● **Goal of the exercise**: Your answer should consist of each line from the data below that contains "square".

● **Records for the task**:
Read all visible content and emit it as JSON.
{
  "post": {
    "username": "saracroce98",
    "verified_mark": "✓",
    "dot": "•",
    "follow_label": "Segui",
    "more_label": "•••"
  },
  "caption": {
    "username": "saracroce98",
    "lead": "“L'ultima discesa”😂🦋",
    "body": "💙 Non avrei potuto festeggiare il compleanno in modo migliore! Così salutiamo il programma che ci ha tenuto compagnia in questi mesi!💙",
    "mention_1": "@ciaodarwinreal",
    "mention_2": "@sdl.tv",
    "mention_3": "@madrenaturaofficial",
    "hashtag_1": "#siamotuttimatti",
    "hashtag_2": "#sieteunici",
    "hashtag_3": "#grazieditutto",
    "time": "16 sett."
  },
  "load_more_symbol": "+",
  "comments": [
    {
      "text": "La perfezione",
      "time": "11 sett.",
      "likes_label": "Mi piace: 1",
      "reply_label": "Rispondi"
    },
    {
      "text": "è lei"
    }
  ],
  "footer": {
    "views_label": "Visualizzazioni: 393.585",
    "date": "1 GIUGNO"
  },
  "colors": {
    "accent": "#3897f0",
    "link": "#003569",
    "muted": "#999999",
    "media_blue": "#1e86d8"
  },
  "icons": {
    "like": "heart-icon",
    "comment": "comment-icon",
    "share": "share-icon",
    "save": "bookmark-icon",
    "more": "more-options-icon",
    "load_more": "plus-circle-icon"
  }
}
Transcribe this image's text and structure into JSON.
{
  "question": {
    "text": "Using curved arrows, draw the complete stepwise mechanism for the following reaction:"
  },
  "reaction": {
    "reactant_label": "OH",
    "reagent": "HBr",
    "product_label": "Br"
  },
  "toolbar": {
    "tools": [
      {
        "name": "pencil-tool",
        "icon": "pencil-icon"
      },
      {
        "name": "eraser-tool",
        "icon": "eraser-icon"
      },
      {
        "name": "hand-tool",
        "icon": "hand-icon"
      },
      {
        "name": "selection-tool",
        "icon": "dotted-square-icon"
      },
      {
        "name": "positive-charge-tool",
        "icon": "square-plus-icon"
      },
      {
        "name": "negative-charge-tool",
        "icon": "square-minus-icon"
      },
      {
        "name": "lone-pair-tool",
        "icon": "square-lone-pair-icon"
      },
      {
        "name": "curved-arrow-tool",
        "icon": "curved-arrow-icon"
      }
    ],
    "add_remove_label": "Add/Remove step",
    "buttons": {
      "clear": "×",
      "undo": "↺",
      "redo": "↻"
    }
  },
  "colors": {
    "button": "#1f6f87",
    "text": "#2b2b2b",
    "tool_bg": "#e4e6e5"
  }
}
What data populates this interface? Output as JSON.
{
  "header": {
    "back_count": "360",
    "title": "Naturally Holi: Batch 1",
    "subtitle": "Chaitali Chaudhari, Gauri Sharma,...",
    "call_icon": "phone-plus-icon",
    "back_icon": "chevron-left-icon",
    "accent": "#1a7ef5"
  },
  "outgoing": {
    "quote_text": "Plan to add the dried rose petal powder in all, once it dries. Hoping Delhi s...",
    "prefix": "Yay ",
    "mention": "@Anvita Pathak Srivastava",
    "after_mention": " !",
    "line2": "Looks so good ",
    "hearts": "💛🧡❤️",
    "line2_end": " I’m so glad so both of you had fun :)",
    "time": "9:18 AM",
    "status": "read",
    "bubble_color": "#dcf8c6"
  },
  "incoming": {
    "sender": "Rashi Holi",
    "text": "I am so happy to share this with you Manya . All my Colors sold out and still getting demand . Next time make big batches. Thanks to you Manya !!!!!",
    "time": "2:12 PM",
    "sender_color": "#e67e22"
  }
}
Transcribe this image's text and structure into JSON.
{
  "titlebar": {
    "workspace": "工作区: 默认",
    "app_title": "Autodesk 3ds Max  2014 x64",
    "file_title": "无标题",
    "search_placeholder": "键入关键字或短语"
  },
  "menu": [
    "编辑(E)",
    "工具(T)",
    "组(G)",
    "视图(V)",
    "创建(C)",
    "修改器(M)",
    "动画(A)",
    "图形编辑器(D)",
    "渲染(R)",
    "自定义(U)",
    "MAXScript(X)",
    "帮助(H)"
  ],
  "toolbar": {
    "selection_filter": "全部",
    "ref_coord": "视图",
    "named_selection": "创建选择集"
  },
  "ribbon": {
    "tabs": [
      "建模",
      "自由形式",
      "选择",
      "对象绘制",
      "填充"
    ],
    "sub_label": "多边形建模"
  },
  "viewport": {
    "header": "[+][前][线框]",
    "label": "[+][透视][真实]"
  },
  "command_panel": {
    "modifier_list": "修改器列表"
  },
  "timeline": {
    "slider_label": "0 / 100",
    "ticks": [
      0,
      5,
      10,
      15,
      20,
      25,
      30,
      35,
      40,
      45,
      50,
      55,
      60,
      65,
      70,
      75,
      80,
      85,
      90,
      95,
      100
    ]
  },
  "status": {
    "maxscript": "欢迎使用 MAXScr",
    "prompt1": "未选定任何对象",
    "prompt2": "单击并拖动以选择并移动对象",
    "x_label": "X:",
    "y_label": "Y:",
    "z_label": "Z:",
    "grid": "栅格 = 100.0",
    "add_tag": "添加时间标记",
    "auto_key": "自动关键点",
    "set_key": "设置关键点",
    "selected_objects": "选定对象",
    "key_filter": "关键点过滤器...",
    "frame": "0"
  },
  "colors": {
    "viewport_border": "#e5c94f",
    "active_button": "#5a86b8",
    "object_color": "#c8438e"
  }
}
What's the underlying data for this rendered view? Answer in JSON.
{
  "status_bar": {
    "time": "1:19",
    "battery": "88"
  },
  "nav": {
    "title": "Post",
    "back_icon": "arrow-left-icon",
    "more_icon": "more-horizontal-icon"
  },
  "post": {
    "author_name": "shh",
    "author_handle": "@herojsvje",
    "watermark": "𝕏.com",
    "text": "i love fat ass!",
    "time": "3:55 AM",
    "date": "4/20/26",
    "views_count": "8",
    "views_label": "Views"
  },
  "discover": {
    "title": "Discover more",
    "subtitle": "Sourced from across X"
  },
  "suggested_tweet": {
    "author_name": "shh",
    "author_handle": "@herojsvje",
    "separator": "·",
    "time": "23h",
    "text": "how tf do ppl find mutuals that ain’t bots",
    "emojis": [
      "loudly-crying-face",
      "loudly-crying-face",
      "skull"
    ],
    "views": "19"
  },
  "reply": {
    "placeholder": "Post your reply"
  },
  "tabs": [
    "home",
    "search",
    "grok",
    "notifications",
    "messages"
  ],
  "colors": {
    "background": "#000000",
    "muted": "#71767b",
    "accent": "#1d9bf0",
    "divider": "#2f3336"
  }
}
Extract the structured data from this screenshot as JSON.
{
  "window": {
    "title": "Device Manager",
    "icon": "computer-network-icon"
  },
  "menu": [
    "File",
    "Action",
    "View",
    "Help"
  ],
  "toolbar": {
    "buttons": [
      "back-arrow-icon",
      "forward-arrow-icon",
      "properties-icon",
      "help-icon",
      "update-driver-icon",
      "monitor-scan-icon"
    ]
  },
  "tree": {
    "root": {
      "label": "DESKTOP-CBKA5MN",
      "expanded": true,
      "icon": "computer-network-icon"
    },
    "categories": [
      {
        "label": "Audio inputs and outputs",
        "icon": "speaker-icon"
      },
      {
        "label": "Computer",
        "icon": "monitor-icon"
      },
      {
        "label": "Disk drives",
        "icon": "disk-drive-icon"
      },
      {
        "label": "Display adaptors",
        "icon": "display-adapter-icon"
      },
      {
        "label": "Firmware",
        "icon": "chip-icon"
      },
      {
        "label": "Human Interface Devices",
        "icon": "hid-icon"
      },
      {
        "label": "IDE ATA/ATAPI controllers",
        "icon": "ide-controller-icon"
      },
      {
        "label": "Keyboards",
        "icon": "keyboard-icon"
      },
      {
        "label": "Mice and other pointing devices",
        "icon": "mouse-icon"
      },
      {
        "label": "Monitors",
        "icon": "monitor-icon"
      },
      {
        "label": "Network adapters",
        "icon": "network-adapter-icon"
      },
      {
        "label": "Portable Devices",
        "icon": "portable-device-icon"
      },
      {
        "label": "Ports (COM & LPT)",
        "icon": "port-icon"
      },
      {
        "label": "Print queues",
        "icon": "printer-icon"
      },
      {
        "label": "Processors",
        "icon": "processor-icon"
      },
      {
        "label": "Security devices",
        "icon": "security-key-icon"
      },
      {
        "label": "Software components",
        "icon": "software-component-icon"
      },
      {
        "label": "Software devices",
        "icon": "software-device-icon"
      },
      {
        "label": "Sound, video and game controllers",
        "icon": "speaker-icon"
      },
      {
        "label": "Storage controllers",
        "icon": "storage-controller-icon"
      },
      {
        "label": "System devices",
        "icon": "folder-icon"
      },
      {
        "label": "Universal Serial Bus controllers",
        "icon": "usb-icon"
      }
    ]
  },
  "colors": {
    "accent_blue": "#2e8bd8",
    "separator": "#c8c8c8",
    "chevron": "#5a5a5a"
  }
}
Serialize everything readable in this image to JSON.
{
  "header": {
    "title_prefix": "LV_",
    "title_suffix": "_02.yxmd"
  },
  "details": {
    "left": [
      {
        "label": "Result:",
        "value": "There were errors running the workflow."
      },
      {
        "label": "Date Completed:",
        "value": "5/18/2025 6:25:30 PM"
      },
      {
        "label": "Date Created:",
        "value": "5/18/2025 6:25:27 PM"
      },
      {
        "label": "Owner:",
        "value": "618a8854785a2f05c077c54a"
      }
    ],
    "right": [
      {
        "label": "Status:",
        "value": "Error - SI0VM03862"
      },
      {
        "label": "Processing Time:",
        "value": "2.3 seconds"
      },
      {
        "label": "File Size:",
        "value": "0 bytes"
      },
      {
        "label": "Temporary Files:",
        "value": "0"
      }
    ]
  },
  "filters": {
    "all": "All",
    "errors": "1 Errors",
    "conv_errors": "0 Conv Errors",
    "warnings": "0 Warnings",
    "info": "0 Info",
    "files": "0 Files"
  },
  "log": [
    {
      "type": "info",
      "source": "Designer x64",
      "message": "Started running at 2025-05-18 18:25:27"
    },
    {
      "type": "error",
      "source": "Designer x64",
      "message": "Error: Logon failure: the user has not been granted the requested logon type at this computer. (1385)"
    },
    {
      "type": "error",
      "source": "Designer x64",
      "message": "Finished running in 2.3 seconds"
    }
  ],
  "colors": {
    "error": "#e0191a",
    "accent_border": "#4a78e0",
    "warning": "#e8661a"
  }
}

● **Written solution**:
        "icon": "dotted-square-icon"
        "icon": "square-plus-icon"
        "icon": "square-minus-icon"
        "icon": "square-lone-pair-icon"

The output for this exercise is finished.